Sorry about being vague, I'm just unsure of how to ask the question properly. I've looked at the tutorials on metanetsoftware.com, but I'm just not sure how to use the information on there. From what I've seen, they don't really provide much more information beyond diagrams and descriptions. I feel like I already know everything I need, but I just need a "refresher" so to speak.

I guess to get a better answer, what is likely to be the best book to find information about vector math used in games?

#4916890 What do I need to know to make a simple physics engine?

Posted by on 26 February 2012 - 10:27 PM

Hey! That thing is really interesting! I think I'll play with it after I finish my homework. Thanks!

I would give you the source code, but I'd rather not give out any othe source code of my unfinished game (even though it's only test code). If you want more information about how to implement a quadtree, send me a message and I'll explain it to you.

#4916805 What do I need to know to make a simple physics engine?

Posted by on 26 February 2012 - 03:33 PM

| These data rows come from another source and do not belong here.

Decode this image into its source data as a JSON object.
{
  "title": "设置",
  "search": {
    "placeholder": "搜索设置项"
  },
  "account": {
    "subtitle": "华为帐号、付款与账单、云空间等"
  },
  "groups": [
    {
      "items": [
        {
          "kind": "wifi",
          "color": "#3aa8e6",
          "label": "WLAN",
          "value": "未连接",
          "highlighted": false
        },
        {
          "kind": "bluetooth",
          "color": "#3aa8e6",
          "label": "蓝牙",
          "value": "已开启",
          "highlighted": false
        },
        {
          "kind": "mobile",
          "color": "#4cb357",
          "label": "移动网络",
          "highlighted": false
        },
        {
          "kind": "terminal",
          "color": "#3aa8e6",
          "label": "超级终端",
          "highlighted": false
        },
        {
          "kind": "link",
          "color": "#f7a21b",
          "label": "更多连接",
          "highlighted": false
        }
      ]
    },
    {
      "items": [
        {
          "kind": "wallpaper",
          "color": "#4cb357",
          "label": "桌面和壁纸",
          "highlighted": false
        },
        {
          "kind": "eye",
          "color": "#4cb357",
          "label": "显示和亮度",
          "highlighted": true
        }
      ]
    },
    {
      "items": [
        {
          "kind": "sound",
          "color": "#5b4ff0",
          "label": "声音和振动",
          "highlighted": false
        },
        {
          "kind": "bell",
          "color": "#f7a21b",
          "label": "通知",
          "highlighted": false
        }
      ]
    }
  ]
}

Well, if you really don't want to use a free physics engine (there are lots there, and chances are yours won't be as good as they are), some things that you need to learn are: Kinematics, Forces, Kinetics, Collisions (detection and response), Vector math.

I know I need to know all these things. I'm not asking what I need to know to make a physics engine, I'm asking what I need to know to be able to write collision detection tests between different collision types. Specifically, what concepts of vector math should I know, and how do I use it? I know there's dot product, cross production and such, but how do I use those together to say, test where a ray collides with a plane? I'm sure I could do something similar to slope, and just project the ray to plane, and get that position, but I'd likely just brute force it. I'm sorry if I'm being confusing, but I'm just not entirely sure of how to ask this question without seeming really inexperienced.

When you know many words, what they mean, and how they can be used in sentences, you are able to create your own, proper, sentences. I'm basically asking what these "words" are, how I can learn what they mean and how to use them in "sentences". I hope that analogy made sense.

#4916783 What do I need to know to make a simple physics engine?

Posted by on 26 February 2012 - 02:36 PM

I'm working on a 3D game right now, and my engine is going to need to test collision for a few different collision types. Rays, Spheres, oriented boxes, non-oriented boxes, and cylinders. I'm not asking to be told what code to write for my engine, I just want to know a good starting point for learning to write the code myself. All I'm asking is what key concepts for testing collisions between different shapes, and how to push objects out of each other. I'm familiar with gravity, and force and all that, so that's really not what I need to know. I could easily push two spheres out of each other, and I could probably do the same with non-oriented boxes, but I'm not sure of where to start (as far as mathematics goes) for rays, oriented-boxes, and cylinders.


#4906456 Line drawing? (C#)

Posted by on 26 January 2012 - 10:14 AM

That's a great method, but I noticed that your x and y variables are unused.